» **What this task involves**:
Wherever the string "scope" shows up in the records below, return that line.

*** Records

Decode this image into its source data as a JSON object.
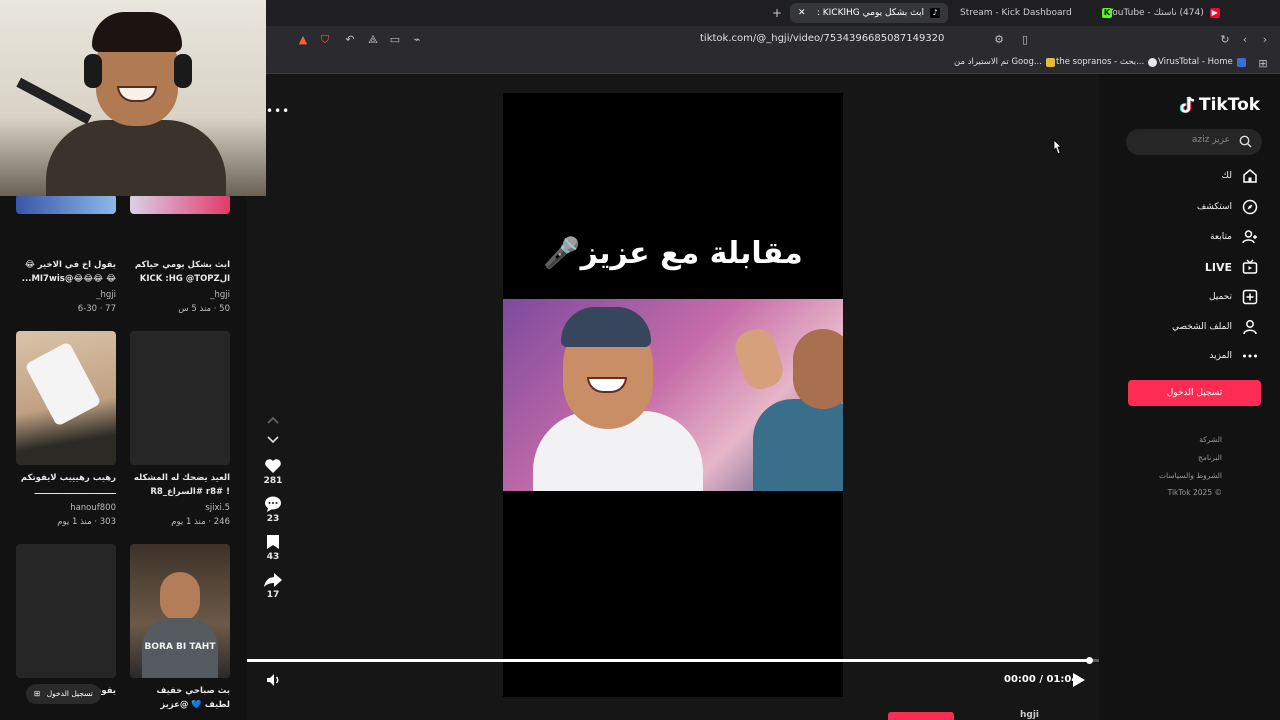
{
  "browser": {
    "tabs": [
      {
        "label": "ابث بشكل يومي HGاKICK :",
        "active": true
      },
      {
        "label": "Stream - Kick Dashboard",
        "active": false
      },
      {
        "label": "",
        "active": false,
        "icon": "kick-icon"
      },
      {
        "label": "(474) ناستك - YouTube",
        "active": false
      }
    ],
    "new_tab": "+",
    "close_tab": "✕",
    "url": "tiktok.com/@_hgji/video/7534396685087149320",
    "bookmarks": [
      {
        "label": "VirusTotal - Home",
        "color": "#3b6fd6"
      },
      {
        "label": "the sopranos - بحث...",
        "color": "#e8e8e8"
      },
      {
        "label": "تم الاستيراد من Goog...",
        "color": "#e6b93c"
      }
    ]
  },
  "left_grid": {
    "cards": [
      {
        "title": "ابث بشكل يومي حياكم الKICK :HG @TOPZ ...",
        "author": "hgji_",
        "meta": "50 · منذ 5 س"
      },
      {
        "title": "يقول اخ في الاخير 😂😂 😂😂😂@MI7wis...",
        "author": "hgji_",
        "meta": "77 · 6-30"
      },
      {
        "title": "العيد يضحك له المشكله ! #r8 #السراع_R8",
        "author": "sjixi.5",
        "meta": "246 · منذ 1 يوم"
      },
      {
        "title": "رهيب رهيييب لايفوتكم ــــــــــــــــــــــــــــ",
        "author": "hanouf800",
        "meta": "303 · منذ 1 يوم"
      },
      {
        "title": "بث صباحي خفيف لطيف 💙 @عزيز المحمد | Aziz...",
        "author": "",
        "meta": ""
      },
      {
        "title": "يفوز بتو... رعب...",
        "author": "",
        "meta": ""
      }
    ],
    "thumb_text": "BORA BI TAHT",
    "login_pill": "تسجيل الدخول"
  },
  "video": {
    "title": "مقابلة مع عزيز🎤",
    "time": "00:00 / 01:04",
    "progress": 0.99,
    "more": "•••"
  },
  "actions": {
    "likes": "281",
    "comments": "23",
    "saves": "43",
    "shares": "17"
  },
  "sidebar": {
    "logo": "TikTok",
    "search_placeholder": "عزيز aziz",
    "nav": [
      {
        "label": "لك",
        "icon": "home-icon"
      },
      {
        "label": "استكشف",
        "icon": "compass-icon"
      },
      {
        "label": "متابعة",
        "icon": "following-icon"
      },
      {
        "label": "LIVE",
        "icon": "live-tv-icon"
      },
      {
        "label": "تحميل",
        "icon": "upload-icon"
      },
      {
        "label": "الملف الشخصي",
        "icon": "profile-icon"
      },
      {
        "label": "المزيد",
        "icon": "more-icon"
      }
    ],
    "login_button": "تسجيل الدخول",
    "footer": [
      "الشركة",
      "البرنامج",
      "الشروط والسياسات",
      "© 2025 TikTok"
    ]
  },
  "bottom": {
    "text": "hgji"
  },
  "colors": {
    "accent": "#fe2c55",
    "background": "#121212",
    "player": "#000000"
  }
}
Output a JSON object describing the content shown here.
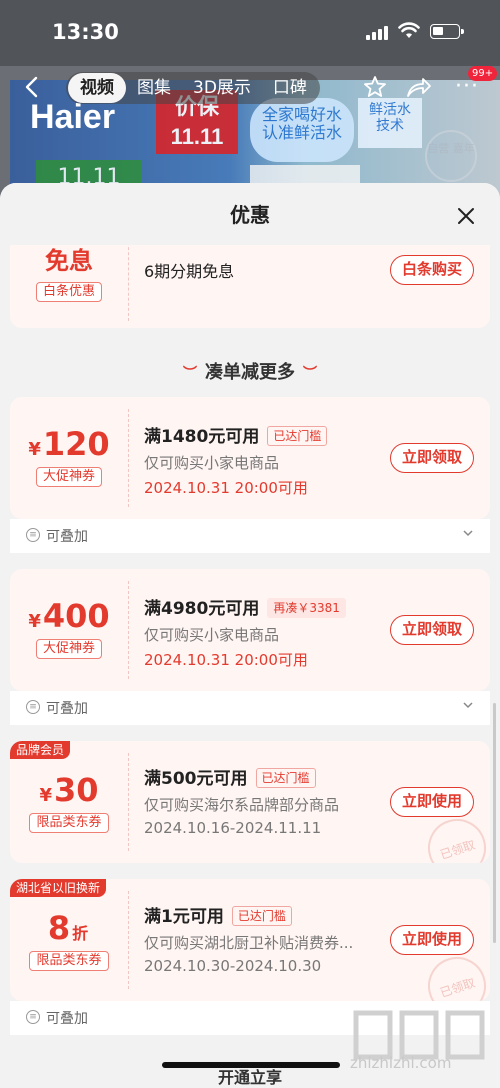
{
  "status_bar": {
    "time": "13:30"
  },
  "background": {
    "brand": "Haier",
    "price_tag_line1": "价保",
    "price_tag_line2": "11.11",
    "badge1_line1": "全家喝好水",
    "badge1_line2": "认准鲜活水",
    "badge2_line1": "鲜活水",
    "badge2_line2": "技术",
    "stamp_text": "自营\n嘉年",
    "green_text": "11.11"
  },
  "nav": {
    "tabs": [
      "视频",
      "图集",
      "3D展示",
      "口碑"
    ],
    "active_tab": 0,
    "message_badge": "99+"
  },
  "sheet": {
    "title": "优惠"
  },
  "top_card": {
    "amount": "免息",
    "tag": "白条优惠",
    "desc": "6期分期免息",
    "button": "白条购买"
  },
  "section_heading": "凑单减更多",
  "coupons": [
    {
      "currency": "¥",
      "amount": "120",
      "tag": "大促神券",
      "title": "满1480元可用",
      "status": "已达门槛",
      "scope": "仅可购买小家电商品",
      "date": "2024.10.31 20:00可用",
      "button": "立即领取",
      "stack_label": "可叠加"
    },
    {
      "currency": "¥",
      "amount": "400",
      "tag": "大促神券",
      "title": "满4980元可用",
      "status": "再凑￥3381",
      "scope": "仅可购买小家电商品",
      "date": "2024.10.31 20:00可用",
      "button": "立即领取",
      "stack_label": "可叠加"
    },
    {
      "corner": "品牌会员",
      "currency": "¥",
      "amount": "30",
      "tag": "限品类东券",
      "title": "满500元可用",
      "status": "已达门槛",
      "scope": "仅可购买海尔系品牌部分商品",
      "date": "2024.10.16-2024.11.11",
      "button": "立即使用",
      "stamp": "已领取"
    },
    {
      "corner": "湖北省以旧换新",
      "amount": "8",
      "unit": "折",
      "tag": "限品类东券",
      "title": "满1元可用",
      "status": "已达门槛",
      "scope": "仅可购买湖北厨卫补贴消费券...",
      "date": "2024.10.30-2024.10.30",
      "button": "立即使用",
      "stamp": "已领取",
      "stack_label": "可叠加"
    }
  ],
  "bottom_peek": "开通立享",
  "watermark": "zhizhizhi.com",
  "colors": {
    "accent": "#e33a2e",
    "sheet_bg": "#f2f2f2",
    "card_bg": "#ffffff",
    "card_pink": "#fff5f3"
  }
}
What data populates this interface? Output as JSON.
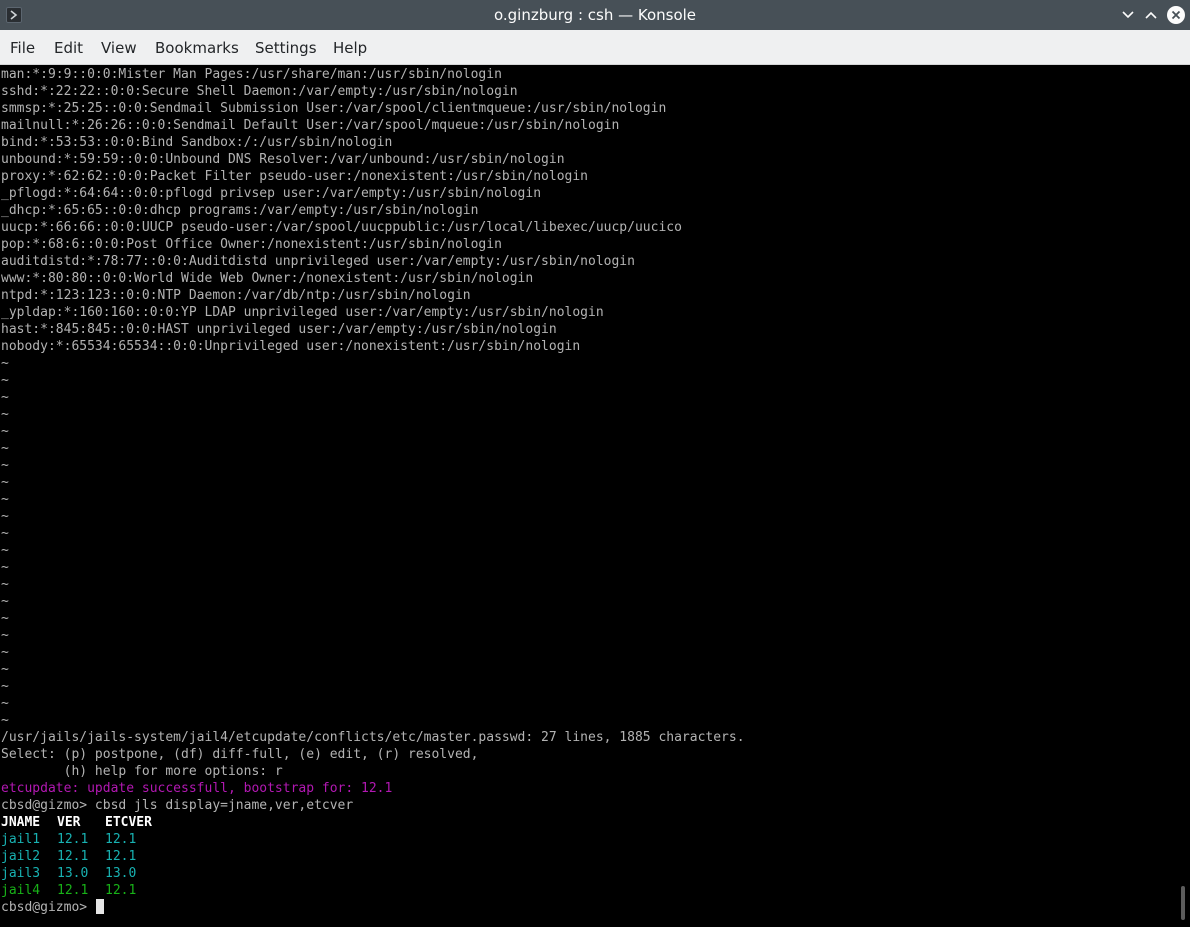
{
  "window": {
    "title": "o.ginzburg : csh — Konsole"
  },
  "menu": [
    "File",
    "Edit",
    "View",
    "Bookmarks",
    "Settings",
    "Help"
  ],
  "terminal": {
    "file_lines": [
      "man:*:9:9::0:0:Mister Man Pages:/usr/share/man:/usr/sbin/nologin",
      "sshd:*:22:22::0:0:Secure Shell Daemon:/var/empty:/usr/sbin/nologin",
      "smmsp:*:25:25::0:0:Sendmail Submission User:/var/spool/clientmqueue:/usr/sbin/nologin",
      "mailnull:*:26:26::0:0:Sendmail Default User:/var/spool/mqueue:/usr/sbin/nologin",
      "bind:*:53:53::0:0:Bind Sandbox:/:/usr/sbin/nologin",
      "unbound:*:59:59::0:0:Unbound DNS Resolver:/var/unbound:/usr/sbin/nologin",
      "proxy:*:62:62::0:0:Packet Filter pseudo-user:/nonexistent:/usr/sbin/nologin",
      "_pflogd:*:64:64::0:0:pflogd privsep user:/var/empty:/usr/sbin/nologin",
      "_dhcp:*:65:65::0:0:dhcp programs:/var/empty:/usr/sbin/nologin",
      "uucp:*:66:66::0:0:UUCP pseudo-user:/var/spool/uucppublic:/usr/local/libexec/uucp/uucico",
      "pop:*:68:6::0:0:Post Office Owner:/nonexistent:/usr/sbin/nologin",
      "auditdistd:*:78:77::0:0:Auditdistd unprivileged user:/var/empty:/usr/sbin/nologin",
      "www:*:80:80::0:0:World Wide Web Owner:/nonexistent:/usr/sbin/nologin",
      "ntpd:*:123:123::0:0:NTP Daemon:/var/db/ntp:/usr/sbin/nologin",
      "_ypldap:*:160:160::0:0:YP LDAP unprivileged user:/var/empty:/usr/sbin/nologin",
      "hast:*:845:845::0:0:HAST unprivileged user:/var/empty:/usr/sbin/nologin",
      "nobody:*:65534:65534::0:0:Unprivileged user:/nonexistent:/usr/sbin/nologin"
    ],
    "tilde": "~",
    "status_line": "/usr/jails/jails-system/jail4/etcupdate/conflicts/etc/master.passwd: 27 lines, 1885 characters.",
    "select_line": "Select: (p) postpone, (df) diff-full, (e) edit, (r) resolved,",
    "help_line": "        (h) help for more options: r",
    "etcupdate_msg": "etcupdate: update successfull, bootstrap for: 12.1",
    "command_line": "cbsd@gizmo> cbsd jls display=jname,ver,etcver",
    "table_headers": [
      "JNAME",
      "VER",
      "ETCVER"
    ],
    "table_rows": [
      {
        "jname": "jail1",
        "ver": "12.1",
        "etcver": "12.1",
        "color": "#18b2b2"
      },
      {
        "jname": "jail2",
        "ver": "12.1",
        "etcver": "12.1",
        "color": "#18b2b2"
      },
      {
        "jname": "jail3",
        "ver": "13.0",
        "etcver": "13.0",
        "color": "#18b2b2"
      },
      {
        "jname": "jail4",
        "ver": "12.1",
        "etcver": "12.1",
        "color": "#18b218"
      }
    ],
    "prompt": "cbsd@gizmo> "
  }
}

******

» **Solution**:
      "scope": "仅可购买小家电商品",
      "scope": "仅可购买小家电商品",
      "scope": "仅可购买海尔系品牌部分商品",
      "scope": "仅可购买湖北厨卫补贴消费券...",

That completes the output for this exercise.